Having worked in the credit industry for many years, I can assure you that you do NOT need “credit counseling” or “credit improvement services,” with the possible exception being if your credit report has erroneous data on it (credit counselors have a direct line to the bureaus to expedite the removal of erroneous data). What you do need, however, is to understand how credit is calculated, so that you can precisely and effectively raise your credit scores.
As touched on above, the first step any real estate investor should take to improve their credit is to pull a copy of their own credit report and review it carefully, to check for errors. If you find errors, call the bureaus directly to report them (it doesn’t take much longer than having a credit counselor do it for you, and you’ll save yourself a lot of money).
But how is credit calculated? Credit bureaus use a relatively small range of data to determine those all-powerful numbers, and only use a handful of criteria to arrive at your score. Some of these measures are obvious and universally understood, while others are widely misunderstood and cause credit penitents a great deal of confusion and wasted efforts.
First, a measure everyone understands: late payments. Quite simply, any credit payment that you make more than thirty days late is a mark against you, and each mark weighs a lot. There are, however, only a few types of bills that report to credit bureaus, which will allow you to prioritize if you’re having a hard month financially: mortgage loans, auto loans, student loans, personal loans, and credit cards are generally the only loans that report to the bureaus. If you have a rental lease on a ski condo in Colorado, it’s extremely unlikely that your landlord will go through the trouble of reporting your late rental lease payment to the credit bureaus or any other tenant credit agency, so pay your mortgage and car loan before paying that rental lease, if you’re pinched one month.
Second, credit bureaus calculate the average age of your credit accounts, and hold it against you if all of your accounts are brand new. Rather, they like to see old, stable, credit accounts; a mortgage from fifteen years ago that you don’t run and refinance every other year, that same credit card you’ve had since you were eighteen, etc. Essentially, credit bureaus want to see stability, and they don’t want to see frantic efforts by you to find new credit and borrow money at every opportunity. Likewise, they don’t like to see your credit report being pulled every other day, as you go from bank to bank desperately looking for money.

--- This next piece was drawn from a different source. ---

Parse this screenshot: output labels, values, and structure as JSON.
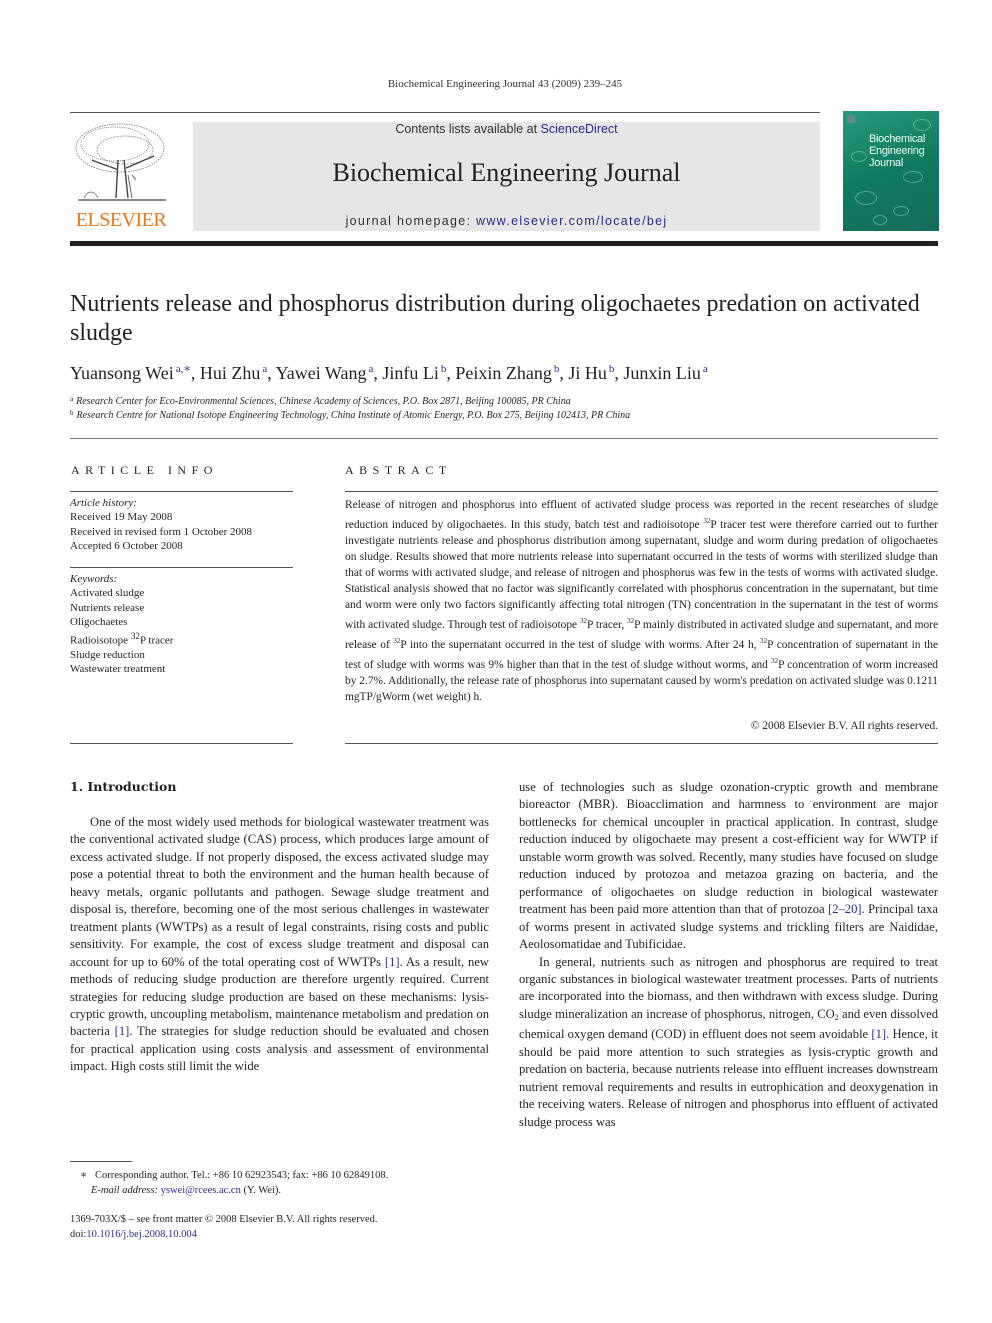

There’s a small, temporary hit to your credit each time you have it pulled in an attempt to borrow money, which doesn’t apply when you pull it yourself through the bureaus.
Another mark that can hurt your credit is the existence of public records that indicate that you owe money to someone and haven’t paid it. Judgments, tax liens, bankruptcies, evictions and the like are all brutally damaging to your credit report, so even though you can get away with being a little bit late on that rental lease without it showing up on your credit, if you let it go as far as eviction, it will show up, and it will hurt. So, (drum roll please), make sure you pay your bills!
One last big one that most people misunderstand is that credit bureaus scrutinize the amount of your credit that you’re actually using. Basically, they like to see that you’re credit-worthy, and that banks and lenders find you trustworthy enough to extend a lot of credit to, but they want to see that you don’t abuse that credit, by charging up every card in your wallet. What they do is they take a ratio of the amount of credit you’ve charged up, over the amount of credit available to you, and ideally this number should be no more than a third.
When evaluating tenant credit reports, there are a few things in particular to analyze closely. As you’ve seen, scores can be deceiving, and you wouldn’t want to deny a good tenant just because they have a penchant for opening in-store credit cards. Look particularly closely at their late payment history, look for judgments, liens and bankruptcies, and look at their address history, to see how often they’ve moved around. Once you get the hang of viewing tenant credit data, you can predict with sharp accuracy whether a tenant is responsible about paying their bills and how long they’re likely to remain a tenant.
Successful, stable, responsible, middle- and upper-class people aren’t born being financially savvy, they’re raised that way. Having bad credit costs a lot of money and prevents a lot of opportunities, and the rich raise their children to protect their credit because it will open many doors and save them an incredible amount of money. Protect your credit, because it is the difference between owning a home or owning a piece of paper saying “rental lease;” it’s the difference between buying five investment properties each year or buying two; it’s the difference between being stable and wealthy and simply squeaking by.